WHAT YOU HAVE TO DO
Return every record below exactly as given, images excluded.

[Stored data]
⁂

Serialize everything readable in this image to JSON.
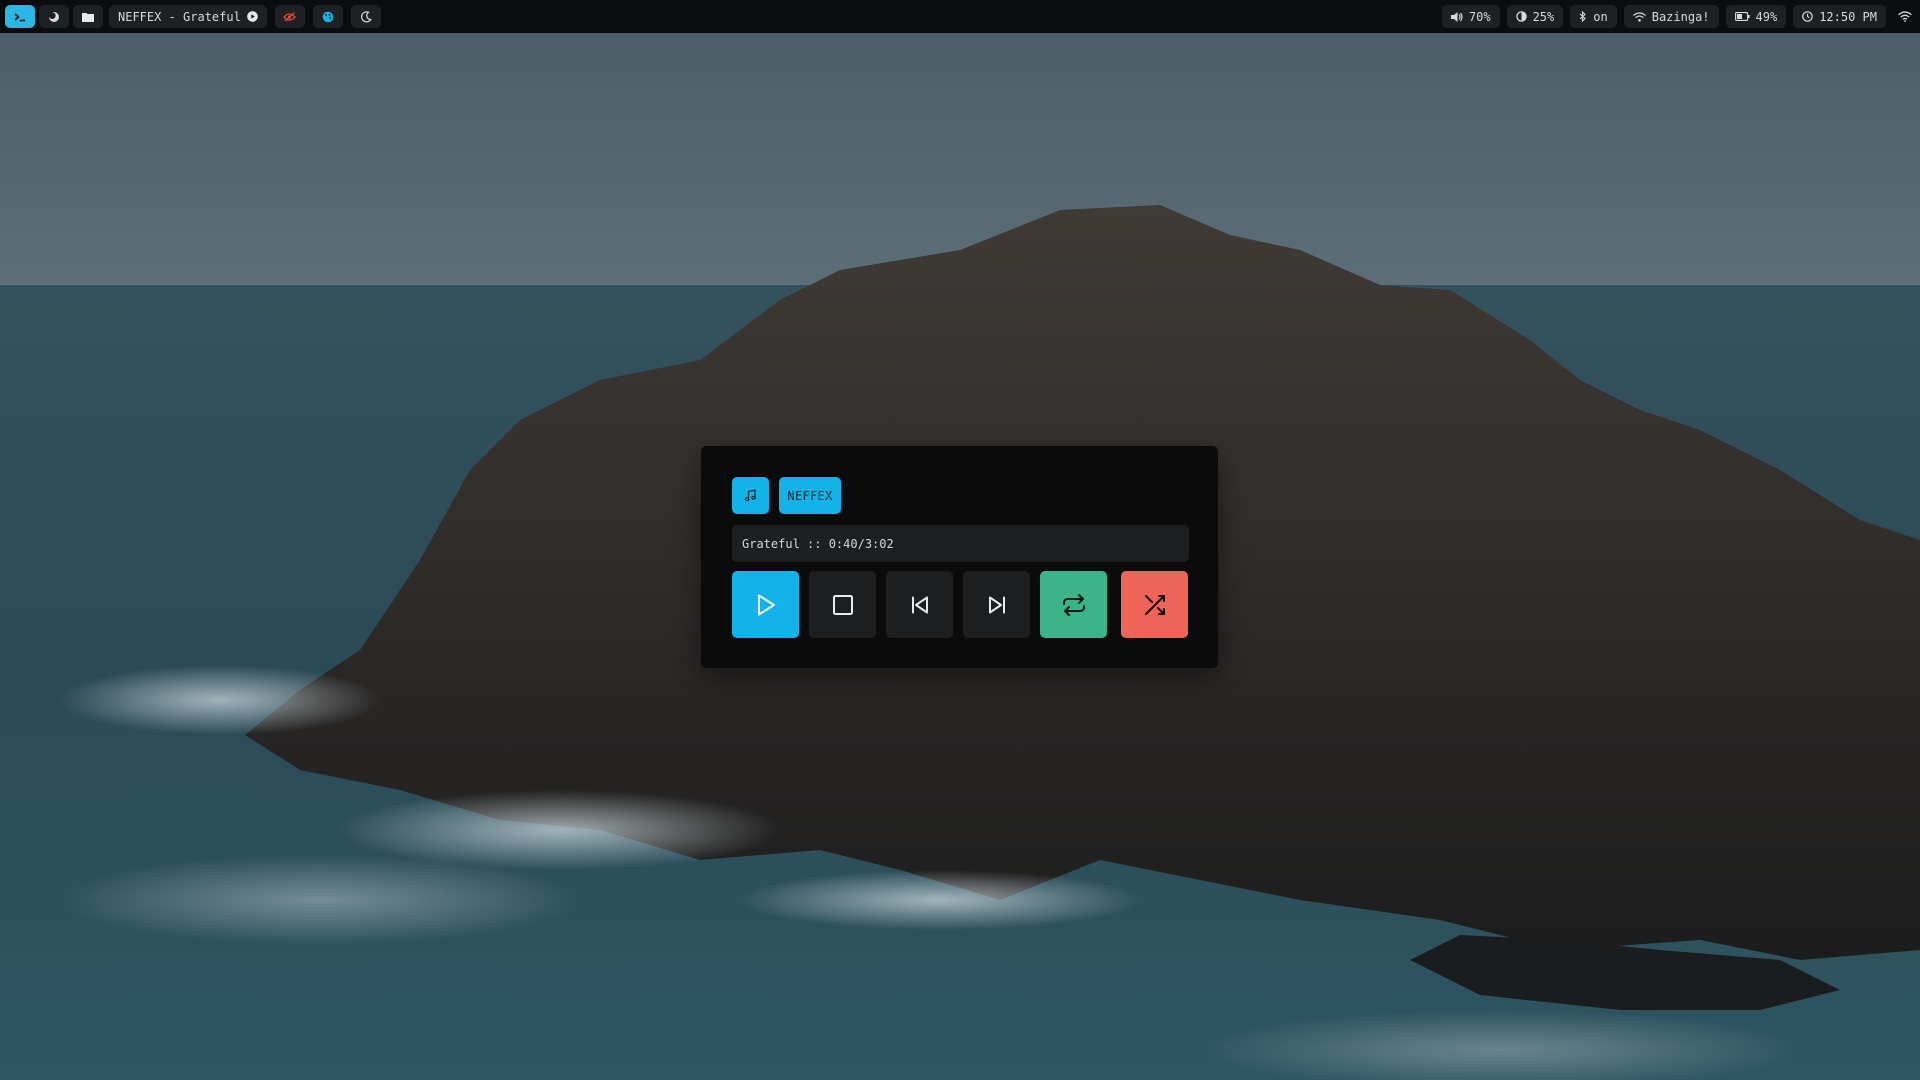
{
  "topbar": {
    "left": {
      "terminal_icon": "terminal-icon",
      "launcher_icon": "moon-swirl-icon",
      "files_icon": "folder-icon",
      "media_title": "NEFFEX - Grateful",
      "media_status_icon": "play-circle-icon",
      "eye_icon": "eye-off-icon",
      "palette_icon": "palette-icon",
      "night_icon": "moon-icon"
    },
    "right": {
      "volume": "70%",
      "brightness": "25%",
      "bluetooth": "on",
      "wifi": "Bazinga!",
      "battery": "49%",
      "clock": "12:50 PM"
    }
  },
  "player": {
    "artist": "NEFFEX",
    "track_line": "Grateful :: 0:40/3:02",
    "controls": [
      "play",
      "stop",
      "previous",
      "next",
      "repeat",
      "shuffle"
    ]
  },
  "colors": {
    "accent": "#11b3e8",
    "repeat": "#3cb38a",
    "shuffle": "#ef6459",
    "bar": "#0b0c0d",
    "surface": "#1c1e20"
  }
}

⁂

SOLUTION FOR THIS EXERCISE
Serialize everything readable in this image to JSON.
{
  "topbar": {
    "left": {
      "terminal_icon": "terminal-icon",
      "launcher_icon": "moon-swirl-icon",
      "files_icon": "folder-icon",
      "media_title": "NEFFEX - Grateful",
      "media_status_icon": "play-circle-icon",
      "eye_icon": "eye-off-icon",
      "palette_icon": "palette-icon",
      "night_icon": "moon-icon"
    },
    "right": {
      "volume": "70%",
      "brightness": "25%",
      "bluetooth": "on",
      "wifi": "Bazinga!",
      "battery": "49%",
      "clock": "12:50 PM"
    }
  },
  "player": {
    "artist": "NEFFEX",
    "track_line": "Grateful :: 0:40/3:02",
    "controls": [
      "play",
      "stop",
      "previous",
      "next",
      "repeat",
      "shuffle"
    ]
  },
  "colors": {
    "accent": "#11b3e8",
    "repeat": "#3cb38a",
    "shuffle": "#ef6459",
    "bar": "#0b0c0d",
    "surface": "#1c1e20"
  }
}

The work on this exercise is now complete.